Records from a data source
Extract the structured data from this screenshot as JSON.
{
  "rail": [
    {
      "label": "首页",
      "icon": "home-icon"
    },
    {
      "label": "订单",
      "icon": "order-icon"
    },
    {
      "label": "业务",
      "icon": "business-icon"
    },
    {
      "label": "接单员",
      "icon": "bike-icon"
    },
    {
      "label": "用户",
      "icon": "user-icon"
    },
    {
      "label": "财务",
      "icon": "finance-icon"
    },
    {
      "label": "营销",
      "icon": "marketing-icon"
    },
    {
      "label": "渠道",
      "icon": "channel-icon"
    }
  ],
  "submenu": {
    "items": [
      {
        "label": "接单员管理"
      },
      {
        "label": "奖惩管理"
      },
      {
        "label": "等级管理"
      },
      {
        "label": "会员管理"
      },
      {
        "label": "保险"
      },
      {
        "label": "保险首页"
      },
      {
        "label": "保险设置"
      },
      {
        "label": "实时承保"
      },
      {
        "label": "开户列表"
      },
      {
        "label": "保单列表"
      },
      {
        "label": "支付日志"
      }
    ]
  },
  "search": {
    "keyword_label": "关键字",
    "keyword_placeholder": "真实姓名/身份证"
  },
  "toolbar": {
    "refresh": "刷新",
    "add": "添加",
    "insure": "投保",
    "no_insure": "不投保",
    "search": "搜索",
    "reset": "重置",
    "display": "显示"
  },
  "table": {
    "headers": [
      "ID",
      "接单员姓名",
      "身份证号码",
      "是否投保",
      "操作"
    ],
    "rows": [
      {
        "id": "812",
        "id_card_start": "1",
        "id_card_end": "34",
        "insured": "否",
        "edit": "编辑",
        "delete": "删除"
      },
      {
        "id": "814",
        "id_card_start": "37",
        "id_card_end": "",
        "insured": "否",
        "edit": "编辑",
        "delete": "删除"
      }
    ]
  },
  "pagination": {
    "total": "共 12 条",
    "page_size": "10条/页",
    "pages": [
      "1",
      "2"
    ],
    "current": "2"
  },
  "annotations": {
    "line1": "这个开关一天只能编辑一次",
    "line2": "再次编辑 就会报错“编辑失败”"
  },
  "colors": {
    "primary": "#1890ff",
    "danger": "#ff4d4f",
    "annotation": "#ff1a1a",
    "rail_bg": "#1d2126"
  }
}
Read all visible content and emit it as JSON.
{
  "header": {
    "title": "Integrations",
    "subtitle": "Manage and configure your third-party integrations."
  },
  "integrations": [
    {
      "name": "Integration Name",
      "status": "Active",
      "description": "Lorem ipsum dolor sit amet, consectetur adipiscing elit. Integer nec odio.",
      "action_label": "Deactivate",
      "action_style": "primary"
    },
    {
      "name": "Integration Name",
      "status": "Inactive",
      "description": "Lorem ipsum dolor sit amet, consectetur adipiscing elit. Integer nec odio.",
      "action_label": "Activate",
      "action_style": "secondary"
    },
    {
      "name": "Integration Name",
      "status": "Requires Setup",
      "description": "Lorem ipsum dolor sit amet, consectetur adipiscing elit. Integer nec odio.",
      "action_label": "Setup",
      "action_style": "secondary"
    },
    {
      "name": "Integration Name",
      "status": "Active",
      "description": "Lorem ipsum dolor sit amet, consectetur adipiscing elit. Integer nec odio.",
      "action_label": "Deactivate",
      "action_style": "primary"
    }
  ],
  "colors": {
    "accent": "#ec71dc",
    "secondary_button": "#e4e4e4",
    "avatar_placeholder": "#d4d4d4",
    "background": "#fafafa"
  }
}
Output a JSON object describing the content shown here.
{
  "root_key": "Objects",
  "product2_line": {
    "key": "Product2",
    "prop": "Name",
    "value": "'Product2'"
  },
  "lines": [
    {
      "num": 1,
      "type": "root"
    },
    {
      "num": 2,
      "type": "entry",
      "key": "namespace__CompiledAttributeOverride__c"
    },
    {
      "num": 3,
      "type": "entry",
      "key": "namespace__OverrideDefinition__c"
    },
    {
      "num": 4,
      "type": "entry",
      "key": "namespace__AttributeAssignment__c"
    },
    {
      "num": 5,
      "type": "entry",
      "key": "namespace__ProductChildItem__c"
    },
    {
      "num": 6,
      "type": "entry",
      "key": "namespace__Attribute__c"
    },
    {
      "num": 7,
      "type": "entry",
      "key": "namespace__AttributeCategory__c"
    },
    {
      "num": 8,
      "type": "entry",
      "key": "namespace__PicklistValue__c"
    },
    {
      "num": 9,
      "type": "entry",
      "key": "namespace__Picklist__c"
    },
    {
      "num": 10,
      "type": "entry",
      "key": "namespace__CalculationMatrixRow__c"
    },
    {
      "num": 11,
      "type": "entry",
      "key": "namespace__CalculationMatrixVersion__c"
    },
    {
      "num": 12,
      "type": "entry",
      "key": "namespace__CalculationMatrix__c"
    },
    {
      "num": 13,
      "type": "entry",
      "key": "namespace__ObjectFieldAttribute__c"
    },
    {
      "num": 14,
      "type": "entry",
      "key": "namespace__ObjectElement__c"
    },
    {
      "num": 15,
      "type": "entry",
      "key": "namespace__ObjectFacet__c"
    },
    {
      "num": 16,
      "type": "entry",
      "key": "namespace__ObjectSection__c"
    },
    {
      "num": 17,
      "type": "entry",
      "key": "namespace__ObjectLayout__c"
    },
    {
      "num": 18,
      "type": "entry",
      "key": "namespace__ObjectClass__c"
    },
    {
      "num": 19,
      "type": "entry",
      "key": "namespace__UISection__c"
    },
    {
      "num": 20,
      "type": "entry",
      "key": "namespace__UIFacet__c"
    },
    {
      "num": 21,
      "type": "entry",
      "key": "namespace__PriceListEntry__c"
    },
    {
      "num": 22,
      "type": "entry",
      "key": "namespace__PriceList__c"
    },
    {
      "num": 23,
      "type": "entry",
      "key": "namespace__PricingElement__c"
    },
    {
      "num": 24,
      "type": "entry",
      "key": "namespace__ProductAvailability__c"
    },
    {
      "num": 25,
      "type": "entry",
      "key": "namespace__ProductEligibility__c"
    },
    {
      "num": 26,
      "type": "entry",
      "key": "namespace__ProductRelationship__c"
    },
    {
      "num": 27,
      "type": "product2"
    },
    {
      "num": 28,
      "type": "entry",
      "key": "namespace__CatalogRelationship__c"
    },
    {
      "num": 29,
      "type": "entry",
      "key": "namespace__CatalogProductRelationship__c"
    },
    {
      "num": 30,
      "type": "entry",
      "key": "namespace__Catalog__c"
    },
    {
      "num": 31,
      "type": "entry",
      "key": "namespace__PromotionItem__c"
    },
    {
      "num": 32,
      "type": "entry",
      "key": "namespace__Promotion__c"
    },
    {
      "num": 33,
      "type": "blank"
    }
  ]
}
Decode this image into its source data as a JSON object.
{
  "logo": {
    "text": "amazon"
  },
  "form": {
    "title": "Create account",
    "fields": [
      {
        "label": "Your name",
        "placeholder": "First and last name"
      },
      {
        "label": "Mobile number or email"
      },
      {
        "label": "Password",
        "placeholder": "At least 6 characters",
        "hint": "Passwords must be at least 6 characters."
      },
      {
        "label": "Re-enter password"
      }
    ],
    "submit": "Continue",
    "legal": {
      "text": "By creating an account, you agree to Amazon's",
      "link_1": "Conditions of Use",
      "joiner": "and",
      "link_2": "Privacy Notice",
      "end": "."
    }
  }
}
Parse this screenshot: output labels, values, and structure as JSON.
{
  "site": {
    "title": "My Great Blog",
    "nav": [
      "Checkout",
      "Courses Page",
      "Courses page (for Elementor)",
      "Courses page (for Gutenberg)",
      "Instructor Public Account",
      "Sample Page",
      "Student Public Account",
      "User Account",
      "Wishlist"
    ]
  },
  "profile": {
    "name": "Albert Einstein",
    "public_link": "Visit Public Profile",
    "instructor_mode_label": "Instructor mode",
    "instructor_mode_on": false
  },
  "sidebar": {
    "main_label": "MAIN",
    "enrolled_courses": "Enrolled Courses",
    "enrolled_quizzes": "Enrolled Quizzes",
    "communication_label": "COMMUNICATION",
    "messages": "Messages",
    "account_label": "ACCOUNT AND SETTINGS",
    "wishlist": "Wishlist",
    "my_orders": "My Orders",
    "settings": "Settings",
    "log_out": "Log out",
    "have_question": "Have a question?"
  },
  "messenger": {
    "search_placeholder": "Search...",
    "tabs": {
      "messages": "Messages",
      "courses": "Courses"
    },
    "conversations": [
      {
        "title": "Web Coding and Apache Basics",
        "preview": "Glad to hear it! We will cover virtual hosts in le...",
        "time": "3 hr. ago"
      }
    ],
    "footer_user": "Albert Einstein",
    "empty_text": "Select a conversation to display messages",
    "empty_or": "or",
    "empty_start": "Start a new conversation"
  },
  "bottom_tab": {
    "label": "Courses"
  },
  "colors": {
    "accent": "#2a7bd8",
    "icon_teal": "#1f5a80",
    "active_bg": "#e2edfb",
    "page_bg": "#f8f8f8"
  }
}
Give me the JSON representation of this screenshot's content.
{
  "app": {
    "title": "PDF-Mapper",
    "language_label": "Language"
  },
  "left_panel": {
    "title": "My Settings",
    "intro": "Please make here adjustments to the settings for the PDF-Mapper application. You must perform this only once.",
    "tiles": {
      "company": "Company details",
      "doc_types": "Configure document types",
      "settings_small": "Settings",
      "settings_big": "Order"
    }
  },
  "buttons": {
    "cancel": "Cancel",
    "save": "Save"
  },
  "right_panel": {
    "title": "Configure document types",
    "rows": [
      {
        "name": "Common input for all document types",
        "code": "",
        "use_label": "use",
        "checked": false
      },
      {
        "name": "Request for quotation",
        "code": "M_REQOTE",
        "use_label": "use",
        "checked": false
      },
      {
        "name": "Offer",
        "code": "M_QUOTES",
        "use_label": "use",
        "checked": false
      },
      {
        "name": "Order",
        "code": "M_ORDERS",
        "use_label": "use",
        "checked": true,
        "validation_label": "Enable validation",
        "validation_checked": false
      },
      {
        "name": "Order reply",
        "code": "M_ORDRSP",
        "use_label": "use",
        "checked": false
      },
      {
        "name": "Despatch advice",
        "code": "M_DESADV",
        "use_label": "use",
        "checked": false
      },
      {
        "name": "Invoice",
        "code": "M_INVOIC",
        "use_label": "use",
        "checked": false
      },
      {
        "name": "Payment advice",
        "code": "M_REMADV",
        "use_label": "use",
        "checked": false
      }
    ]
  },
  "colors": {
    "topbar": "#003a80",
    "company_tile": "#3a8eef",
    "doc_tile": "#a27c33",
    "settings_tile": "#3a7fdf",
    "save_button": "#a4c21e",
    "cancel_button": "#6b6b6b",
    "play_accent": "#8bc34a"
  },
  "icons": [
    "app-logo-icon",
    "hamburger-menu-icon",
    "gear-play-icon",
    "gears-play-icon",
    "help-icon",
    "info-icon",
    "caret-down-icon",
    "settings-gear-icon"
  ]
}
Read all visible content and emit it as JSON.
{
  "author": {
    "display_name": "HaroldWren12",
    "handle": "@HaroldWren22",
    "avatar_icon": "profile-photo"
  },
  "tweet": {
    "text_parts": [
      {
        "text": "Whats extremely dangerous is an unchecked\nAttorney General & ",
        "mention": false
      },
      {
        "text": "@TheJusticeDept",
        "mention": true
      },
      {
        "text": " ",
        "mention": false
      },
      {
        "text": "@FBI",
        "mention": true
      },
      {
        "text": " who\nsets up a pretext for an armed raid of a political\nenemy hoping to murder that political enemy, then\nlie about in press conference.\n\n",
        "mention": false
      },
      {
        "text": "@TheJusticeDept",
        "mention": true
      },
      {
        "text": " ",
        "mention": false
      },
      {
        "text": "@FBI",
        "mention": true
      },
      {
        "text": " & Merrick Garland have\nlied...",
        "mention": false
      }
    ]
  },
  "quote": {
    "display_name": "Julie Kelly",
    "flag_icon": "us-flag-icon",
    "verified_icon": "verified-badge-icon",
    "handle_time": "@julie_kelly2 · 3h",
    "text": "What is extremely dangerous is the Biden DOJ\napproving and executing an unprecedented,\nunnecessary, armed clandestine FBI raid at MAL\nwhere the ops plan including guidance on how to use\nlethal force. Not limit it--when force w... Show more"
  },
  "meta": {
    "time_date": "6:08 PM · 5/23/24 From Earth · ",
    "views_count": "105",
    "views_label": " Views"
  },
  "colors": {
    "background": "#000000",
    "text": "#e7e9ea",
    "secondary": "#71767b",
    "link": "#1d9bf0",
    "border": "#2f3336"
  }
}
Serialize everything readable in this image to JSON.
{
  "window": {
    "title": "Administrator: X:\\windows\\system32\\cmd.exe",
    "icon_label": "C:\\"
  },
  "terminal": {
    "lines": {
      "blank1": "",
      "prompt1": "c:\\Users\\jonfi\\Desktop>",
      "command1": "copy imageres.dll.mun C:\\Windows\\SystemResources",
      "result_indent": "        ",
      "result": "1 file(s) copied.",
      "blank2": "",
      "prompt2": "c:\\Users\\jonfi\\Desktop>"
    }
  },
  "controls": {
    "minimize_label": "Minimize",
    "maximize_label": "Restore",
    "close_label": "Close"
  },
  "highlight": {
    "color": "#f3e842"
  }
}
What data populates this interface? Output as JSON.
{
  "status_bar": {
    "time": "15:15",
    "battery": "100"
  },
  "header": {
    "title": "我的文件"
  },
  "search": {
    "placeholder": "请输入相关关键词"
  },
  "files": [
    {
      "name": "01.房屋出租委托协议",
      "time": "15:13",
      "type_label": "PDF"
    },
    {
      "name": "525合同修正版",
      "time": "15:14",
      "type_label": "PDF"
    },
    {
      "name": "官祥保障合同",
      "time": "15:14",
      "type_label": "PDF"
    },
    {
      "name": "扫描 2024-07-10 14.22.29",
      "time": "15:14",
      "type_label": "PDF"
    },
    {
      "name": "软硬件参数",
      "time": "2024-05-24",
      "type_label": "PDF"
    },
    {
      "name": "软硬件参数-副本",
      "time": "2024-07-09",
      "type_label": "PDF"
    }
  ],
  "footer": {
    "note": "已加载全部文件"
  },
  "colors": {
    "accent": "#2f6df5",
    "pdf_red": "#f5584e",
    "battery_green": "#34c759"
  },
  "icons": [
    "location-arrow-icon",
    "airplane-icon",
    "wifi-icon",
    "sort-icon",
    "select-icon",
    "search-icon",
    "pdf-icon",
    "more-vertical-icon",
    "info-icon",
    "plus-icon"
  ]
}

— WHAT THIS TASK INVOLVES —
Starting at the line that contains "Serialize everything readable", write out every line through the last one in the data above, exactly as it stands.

— EXPECTED ANSWER —
Serialize everything readable in this image to JSON.
{
  "window": {
    "title": "Administrator: X:\\windows\\system32\\cmd.exe",
    "icon_label": "C:\\"
  },
  "terminal": {
    "lines": {
      "blank1": "",
      "prompt1": "c:\\Users\\jonfi\\Desktop>",
      "command1": "copy imageres.dll.mun C:\\Windows\\SystemResources",
      "result_indent": "        ",
      "result": "1 file(s) copied.",
      "blank2": "",
      "prompt2": "c:\\Users\\jonfi\\Desktop>"
    }
  },
  "controls": {
    "minimize_label": "Minimize",
    "maximize_label": "Restore",
    "close_label": "Close"
  },
  "highlight": {
    "color": "#f3e842"
  }
}
What data populates this interface? Output as JSON.
{
  "status_bar": {
    "time": "15:15",
    "battery": "100"
  },
  "header": {
    "title": "我的文件"
  },
  "search": {
    "placeholder": "请输入相关关键词"
  },
  "files": [
    {
      "name": "01.房屋出租委托协议",
      "time": "15:13",
      "type_label": "PDF"
    },
    {
      "name": "525合同修正版",
      "time": "15:14",
      "type_label": "PDF"
    },
    {
      "name": "官祥保障合同",
      "time": "15:14",
      "type_label": "PDF"
    },
    {
      "name": "扫描 2024-07-10 14.22.29",
      "time": "15:14",
      "type_label": "PDF"
    },
    {
      "name": "软硬件参数",
      "time": "2024-05-24",
      "type_label": "PDF"
    },
    {
      "name": "软硬件参数-副本",
      "time": "2024-07-09",
      "type_label": "PDF"
    }
  ],
  "footer": {
    "note": "已加载全部文件"
  },
  "colors": {
    "accent": "#2f6df5",
    "pdf_red": "#f5584e",
    "battery_green": "#34c759"
  },
  "icons": [
    "location-arrow-icon",
    "airplane-icon",
    "wifi-icon",
    "sort-icon",
    "select-icon",
    "search-icon",
    "pdf-icon",
    "more-vertical-icon",
    "info-icon",
    "plus-icon"
  ]
}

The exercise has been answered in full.